She has been gaining roughly only 1 oz per week for the last 5 weeks. And obviously dropping in the percentile chart. Her total intake of milk (expressed breast milk in bottle) is about 20 oz per 24 hours, and at least half of the feedings is a struggle (takes in 2-3 oz, then stops, and have to try again in 30 mins and if we are lucky takes in another 2-3 oz). She does wake up 1-2 times at night for feeding.

She has no other signs of distress (except for waking of 5-6 times per night crying hard needing to be held).

Is this a reason for concern?

  • How old? I'd definitely mention it to the doctor at the next vaccination appointment, assuming that's in the next couple of weeks, but probably there is nothing to be concerned about. Also be careful that you don't overfeed her.
    – Peter
    Apr 8, 2017 at 21:27
  • @Peter. She's 6.5 months old. Doc doesn't have anything to suggest and doesn't have an opinion whether we should be concerned. The most worrying is her last feeding before bed around 7:00pm, where she only takes in 3.5 oz, and would wake up in one hour hungry.
    – user27203
    Apr 8, 2017 at 23:20
  • With 6.5 months you should not give her just breast milk. You must add food to her diet.
    – Peter
    Apr 8, 2017 at 23:29
  • 1
    @Peter that's certainly not true. Solid foods should be introduced when the child is physically ready... this is generally around 6 months but not always. Regardless, the AAP recommends that infants under 1 year get most of their dietary needs met through breast milk. Solid food is extra and for "fun".
    – Catija
    Apr 9, 2017 at 20:05
  • 1
    @Catija I admit, "must" was too strong a word. To put it in a more neutral way: The sources I know of recommend the introduction of solid foods at some point between 4 and 6 months. Among these, several recommend to start at 6 months, which is often based on the WHO recommendation that takes into account the danger of unclean water in 3rd world countries.
    – Peter
    Apr 9, 2017 at 20:25

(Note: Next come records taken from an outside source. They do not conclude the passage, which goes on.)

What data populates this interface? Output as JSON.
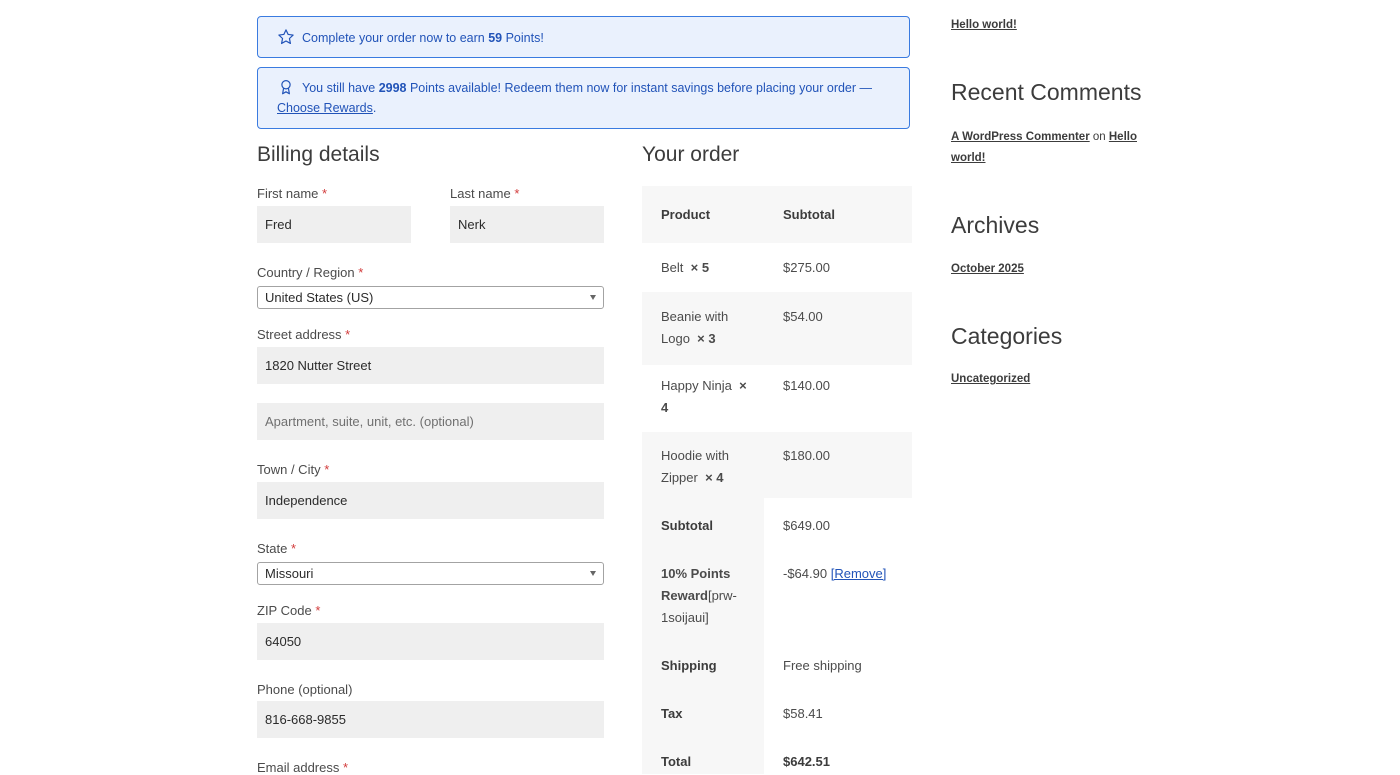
{
  "notices": {
    "earn": {
      "prefix": "Complete your order now to earn ",
      "points": "59",
      "suffix": " Points!"
    },
    "redeem": {
      "prefix": "You still have ",
      "points": "2998",
      "middle": " Points available! Redeem them now for instant savings before placing your order — ",
      "link": "Choose Rewards",
      "suffix": "."
    }
  },
  "billing": {
    "title": "Billing details",
    "required_mark": "*",
    "first_name": {
      "label": "First name",
      "value": "Fred"
    },
    "last_name": {
      "label": "Last name",
      "value": "Nerk"
    },
    "country": {
      "label": "Country / Region",
      "value": "United States (US)"
    },
    "street": {
      "label": "Street address",
      "value": "1820 Nutter Street",
      "placeholder2": "Apartment, suite, unit, etc. (optional)"
    },
    "city": {
      "label": "Town / City",
      "value": "Independence"
    },
    "state": {
      "label": "State",
      "value": "Missouri"
    },
    "zip": {
      "label": "ZIP Code",
      "value": "64050"
    },
    "phone": {
      "label": "Phone (optional)",
      "value": "816-668-9855"
    },
    "email": {
      "label": "Email address"
    }
  },
  "order": {
    "title": "Your order",
    "col_product": "Product",
    "col_subtotal": "Subtotal",
    "items": [
      {
        "name": "Belt",
        "qty": "× 5",
        "price": "$275.00"
      },
      {
        "name": "Beanie with Logo",
        "qty": "× 3",
        "price": "$54.00"
      },
      {
        "name": "Happy Ninja",
        "qty": "× 4",
        "price": "$140.00"
      },
      {
        "name": "Hoodie with Zipper",
        "qty": "× 4",
        "price": "$180.00"
      }
    ],
    "subtotal": {
      "label": "Subtotal",
      "value": "$649.00"
    },
    "reward": {
      "label": "10% Points Reward",
      "code": "[prw-1soijaui]",
      "value": "-$64.90",
      "remove": "[Remove]"
    },
    "shipping": {
      "label": "Shipping",
      "value": "Free shipping"
    },
    "tax": {
      "label": "Tax",
      "value": "$58.41"
    },
    "total": {
      "label": "Total",
      "value": "$642.51"
    }
  },
  "sidebar": {
    "post_link": "Hello world!",
    "recent_comments": {
      "title": "Recent Comments",
      "author": "A WordPress Commenter",
      "on": " on ",
      "post": "Hello world!"
    },
    "archives": {
      "title": "Archives",
      "item": "October 2025"
    },
    "categories": {
      "title": "Categories",
      "item": "Uncategorized"
    }
  },
  "colors": {
    "accent": "#2153b8",
    "notice_bg": "#eaf1fd",
    "required": "#d23b3b"
  }
}
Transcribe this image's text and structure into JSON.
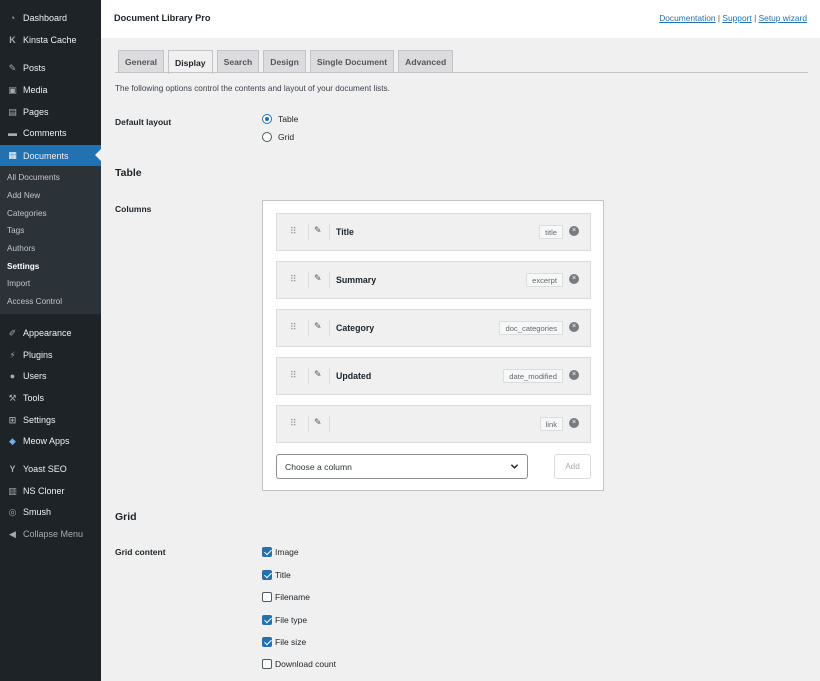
{
  "sidebar": {
    "dashboard": {
      "label": "Dashboard",
      "icon": "gauge-icon"
    },
    "kinsta": {
      "label": "Kinsta Cache",
      "icon": "kinsta-icon"
    },
    "posts": {
      "label": "Posts",
      "icon": "pin-icon"
    },
    "media": {
      "label": "Media",
      "icon": "media-icon"
    },
    "pages": {
      "label": "Pages",
      "icon": "page-icon"
    },
    "comments": {
      "label": "Comments",
      "icon": "comment-icon"
    },
    "documents": {
      "label": "Documents",
      "icon": "document-icon"
    },
    "submenu": {
      "all_documents": "All Documents",
      "add_new": "Add New",
      "categories": "Categories",
      "tags": "Tags",
      "authors": "Authors",
      "settings": "Settings",
      "import": "Import",
      "access_control": "Access Control"
    },
    "appearance": {
      "label": "Appearance",
      "icon": "brush-icon"
    },
    "plugins": {
      "label": "Plugins",
      "icon": "plug-icon"
    },
    "users": {
      "label": "Users",
      "icon": "user-icon"
    },
    "tools": {
      "label": "Tools",
      "icon": "wrench-icon"
    },
    "settings": {
      "label": "Settings",
      "icon": "settings-icon"
    },
    "meow": {
      "label": "Meow Apps",
      "icon": "cat-icon"
    },
    "yoast": {
      "label": "Yoast SEO",
      "icon": "yoast-icon"
    },
    "nscloner": {
      "label": "NS Cloner",
      "icon": "cloner-icon"
    },
    "smush": {
      "label": "Smush",
      "icon": "smush-icon"
    },
    "collapse": {
      "label": "Collapse Menu",
      "icon": "collapse-icon"
    }
  },
  "header": {
    "title": "Document Library Pro",
    "links": {
      "documentation": "Documentation",
      "support": "Support",
      "setup_wizard": "Setup wizard",
      "separator": "|"
    }
  },
  "tabs": {
    "general": "General",
    "display": "Display",
    "search": "Search",
    "design": "Design",
    "single_document": "Single Document",
    "advanced": "Advanced"
  },
  "intro": "The following options control the contents and layout of your document lists.",
  "default_layout": {
    "label": "Default layout",
    "options": {
      "table": "Table",
      "grid": "Grid"
    },
    "selected": "Table"
  },
  "table_section": {
    "heading": "Table",
    "columns_label": "Columns",
    "rows": [
      {
        "name": "Title",
        "key": "title"
      },
      {
        "name": "Summary",
        "key": "excerpt"
      },
      {
        "name": "Category",
        "key": "doc_categories"
      },
      {
        "name": "Updated",
        "key": "date_modified"
      },
      {
        "name": "",
        "key": "link"
      }
    ],
    "select": {
      "value": "Choose a column",
      "icon": "chevron-down-icon"
    },
    "add_label": "Add",
    "drag_glyph": "⠿",
    "edit_glyph": "✎",
    "remove_glyph": "×"
  },
  "grid_section": {
    "heading": "Grid",
    "content_label": "Grid content",
    "items": [
      {
        "label": "Image",
        "checked": true
      },
      {
        "label": "Title",
        "checked": true
      },
      {
        "label": "Filename",
        "checked": false
      },
      {
        "label": "File type",
        "checked": true
      },
      {
        "label": "File size",
        "checked": true
      },
      {
        "label": "Download count",
        "checked": false
      }
    ]
  },
  "colors": {
    "accent": "#2271b1",
    "sidebar": "#1d2327",
    "submenu": "#2c3338",
    "background": "#f0f0f1"
  }
}
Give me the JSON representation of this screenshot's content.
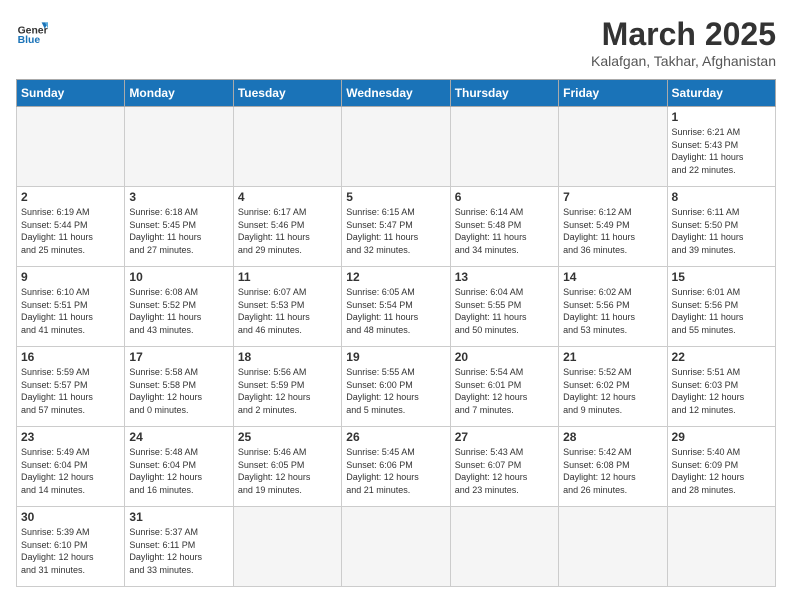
{
  "logo": {
    "text_general": "General",
    "text_blue": "Blue"
  },
  "title": "March 2025",
  "subtitle": "Kalafgan, Takhar, Afghanistan",
  "weekdays": [
    "Sunday",
    "Monday",
    "Tuesday",
    "Wednesday",
    "Thursday",
    "Friday",
    "Saturday"
  ],
  "weeks": [
    [
      {
        "day": "",
        "info": ""
      },
      {
        "day": "",
        "info": ""
      },
      {
        "day": "",
        "info": ""
      },
      {
        "day": "",
        "info": ""
      },
      {
        "day": "",
        "info": ""
      },
      {
        "day": "",
        "info": ""
      },
      {
        "day": "1",
        "info": "Sunrise: 6:21 AM\nSunset: 5:43 PM\nDaylight: 11 hours\nand 22 minutes."
      }
    ],
    [
      {
        "day": "2",
        "info": "Sunrise: 6:19 AM\nSunset: 5:44 PM\nDaylight: 11 hours\nand 25 minutes."
      },
      {
        "day": "3",
        "info": "Sunrise: 6:18 AM\nSunset: 5:45 PM\nDaylight: 11 hours\nand 27 minutes."
      },
      {
        "day": "4",
        "info": "Sunrise: 6:17 AM\nSunset: 5:46 PM\nDaylight: 11 hours\nand 29 minutes."
      },
      {
        "day": "5",
        "info": "Sunrise: 6:15 AM\nSunset: 5:47 PM\nDaylight: 11 hours\nand 32 minutes."
      },
      {
        "day": "6",
        "info": "Sunrise: 6:14 AM\nSunset: 5:48 PM\nDaylight: 11 hours\nand 34 minutes."
      },
      {
        "day": "7",
        "info": "Sunrise: 6:12 AM\nSunset: 5:49 PM\nDaylight: 11 hours\nand 36 minutes."
      },
      {
        "day": "8",
        "info": "Sunrise: 6:11 AM\nSunset: 5:50 PM\nDaylight: 11 hours\nand 39 minutes."
      }
    ],
    [
      {
        "day": "9",
        "info": "Sunrise: 6:10 AM\nSunset: 5:51 PM\nDaylight: 11 hours\nand 41 minutes."
      },
      {
        "day": "10",
        "info": "Sunrise: 6:08 AM\nSunset: 5:52 PM\nDaylight: 11 hours\nand 43 minutes."
      },
      {
        "day": "11",
        "info": "Sunrise: 6:07 AM\nSunset: 5:53 PM\nDaylight: 11 hours\nand 46 minutes."
      },
      {
        "day": "12",
        "info": "Sunrise: 6:05 AM\nSunset: 5:54 PM\nDaylight: 11 hours\nand 48 minutes."
      },
      {
        "day": "13",
        "info": "Sunrise: 6:04 AM\nSunset: 5:55 PM\nDaylight: 11 hours\nand 50 minutes."
      },
      {
        "day": "14",
        "info": "Sunrise: 6:02 AM\nSunset: 5:56 PM\nDaylight: 11 hours\nand 53 minutes."
      },
      {
        "day": "15",
        "info": "Sunrise: 6:01 AM\nSunset: 5:56 PM\nDaylight: 11 hours\nand 55 minutes."
      }
    ],
    [
      {
        "day": "16",
        "info": "Sunrise: 5:59 AM\nSunset: 5:57 PM\nDaylight: 11 hours\nand 57 minutes."
      },
      {
        "day": "17",
        "info": "Sunrise: 5:58 AM\nSunset: 5:58 PM\nDaylight: 12 hours\nand 0 minutes."
      },
      {
        "day": "18",
        "info": "Sunrise: 5:56 AM\nSunset: 5:59 PM\nDaylight: 12 hours\nand 2 minutes."
      },
      {
        "day": "19",
        "info": "Sunrise: 5:55 AM\nSunset: 6:00 PM\nDaylight: 12 hours\nand 5 minutes."
      },
      {
        "day": "20",
        "info": "Sunrise: 5:54 AM\nSunset: 6:01 PM\nDaylight: 12 hours\nand 7 minutes."
      },
      {
        "day": "21",
        "info": "Sunrise: 5:52 AM\nSunset: 6:02 PM\nDaylight: 12 hours\nand 9 minutes."
      },
      {
        "day": "22",
        "info": "Sunrise: 5:51 AM\nSunset: 6:03 PM\nDaylight: 12 hours\nand 12 minutes."
      }
    ],
    [
      {
        "day": "23",
        "info": "Sunrise: 5:49 AM\nSunset: 6:04 PM\nDaylight: 12 hours\nand 14 minutes."
      },
      {
        "day": "24",
        "info": "Sunrise: 5:48 AM\nSunset: 6:04 PM\nDaylight: 12 hours\nand 16 minutes."
      },
      {
        "day": "25",
        "info": "Sunrise: 5:46 AM\nSunset: 6:05 PM\nDaylight: 12 hours\nand 19 minutes."
      },
      {
        "day": "26",
        "info": "Sunrise: 5:45 AM\nSunset: 6:06 PM\nDaylight: 12 hours\nand 21 minutes."
      },
      {
        "day": "27",
        "info": "Sunrise: 5:43 AM\nSunset: 6:07 PM\nDaylight: 12 hours\nand 23 minutes."
      },
      {
        "day": "28",
        "info": "Sunrise: 5:42 AM\nSunset: 6:08 PM\nDaylight: 12 hours\nand 26 minutes."
      },
      {
        "day": "29",
        "info": "Sunrise: 5:40 AM\nSunset: 6:09 PM\nDaylight: 12 hours\nand 28 minutes."
      }
    ],
    [
      {
        "day": "30",
        "info": "Sunrise: 5:39 AM\nSunset: 6:10 PM\nDaylight: 12 hours\nand 31 minutes."
      },
      {
        "day": "31",
        "info": "Sunrise: 5:37 AM\nSunset: 6:11 PM\nDaylight: 12 hours\nand 33 minutes."
      },
      {
        "day": "",
        "info": ""
      },
      {
        "day": "",
        "info": ""
      },
      {
        "day": "",
        "info": ""
      },
      {
        "day": "",
        "info": ""
      },
      {
        "day": "",
        "info": ""
      }
    ]
  ]
}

1 Answer 1


This is perfectly normal. Weight gain can slow down as they get more active. Our child has gone through numerous plateaus and growth spurts. I would be more concerned if your child was dropping weight continuously. Our girl used to be in the 90th percentile for height and 50th percentile for weight. On our last visit to the doctor she was still in the 90th percentile for height (length), and dropped to around the 30th percentile for weight. The doctor told us this is perfectly normal, she is just "long and lean".

You must log in to answer this question.

Not the answer you're looking for? Browse other questions tagged .